Powermat to release OEM solution in 2011
"We are looking into putting the technology into phones but it is a complex process," explained a Powermat spokesperson. The technology would allow use of the inductive charging technology, without having to use a special case.
The spokesperson went on to explain that "Each phone has different charging needs so the sooner we get hold of a handset, the quicker we can come to market with a product."
Powermat seems to be calling OEMs to attention, eager to begin work on some integrated prototypes. Though wireless charging hasn't been integrated since the Palm Pre's Touchstone, the technology still earns a lot of interest. If the technology is adopted at the OEM level, induction charging might become the new standard.
source: TechRadar via IntoMobile
1. hawk62 (Posts: 320; Member since: 21 Nov 2009)
The question is. Will it work if the phone has a case on. Almost everyone buys a case for their phone. If the case blocks the charge then it is useless.
2. corps1089 (Posts: 492; Member since: 20 Jan 2010)

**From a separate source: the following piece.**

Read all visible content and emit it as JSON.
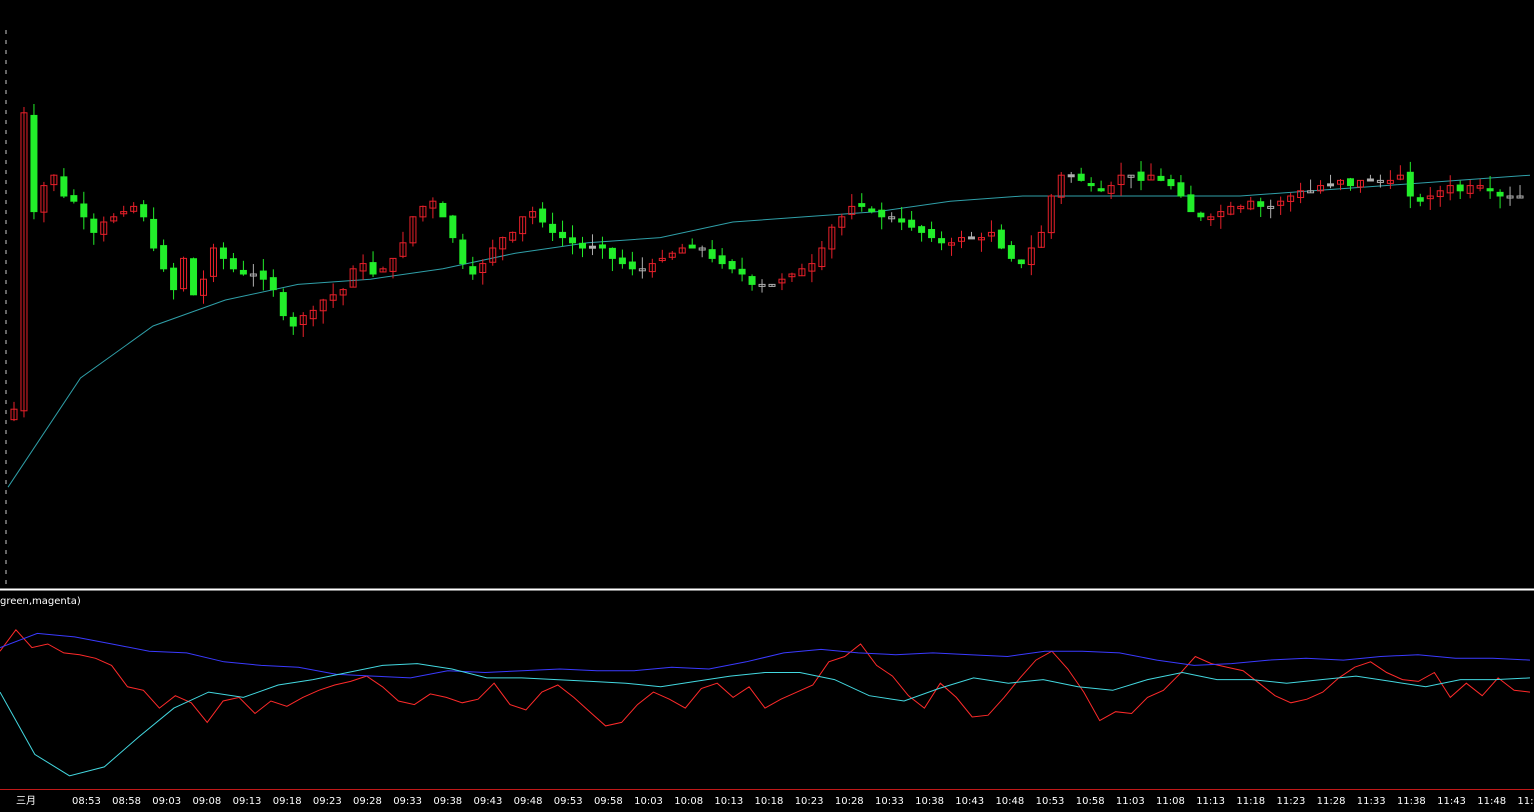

I don't understand why everyone buys cases for thier phones. It makes them bulkier and less attractive. Any damage that is likely to accumulate over 2 years time is gone when you upgrade to a new phone then...
3. gbosko53 (unregistered)
Most people buy cases to protect from accidents that involve droping, scratching etc
4. remixfa (Posts: 13901; Member since: 19 Dec 2008)
so when u drop it u damage the case, not the phone which keeps the warranty going. obvious physical damage voids your warranty. cases also reduce vibration when dropped so your screen is less likely to crack. and of course when u get a new phone, a case helps keep ur old phone looking new so u can resell it for more $$.
6. cc161777 (unregistered)
With a lot of new phones, they are so revolutionary and amazing that you actually have to have a case just to make phone calls.
5. ibap (Posts: 669; Member since: 09 Sep 2009)
A lot of phones are also kind of slippery without something on them. I've used grip strips on some of mine, but the more expensive ones justify some kind of cushioning. With past Treos I've liked silicone cases, but they don't seem to be available for sliders. The less bulk, the better, though. Some of the cases also prevent inadvertent button pushes. I had one at one time that I seemed to always be turning the volume off. Having the button slightly recessed by a case made all the difference. Hear that, manufacturers? You could do that directly on the device.